Corresponding author. (S. Requena López sheilarequenalopez@gmail.com)
Copyright © 2017. Elsevier España, S.L.U. and AEDV

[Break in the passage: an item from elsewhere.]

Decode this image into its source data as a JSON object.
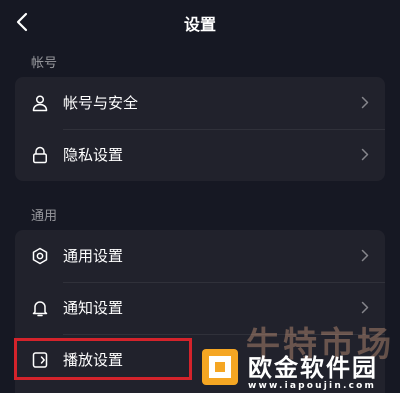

Actas Dermosifiliogr 2018;109:86-8 - Vol. 109 Num.1 DOI: 10.1016/j.adengl.2017.11.018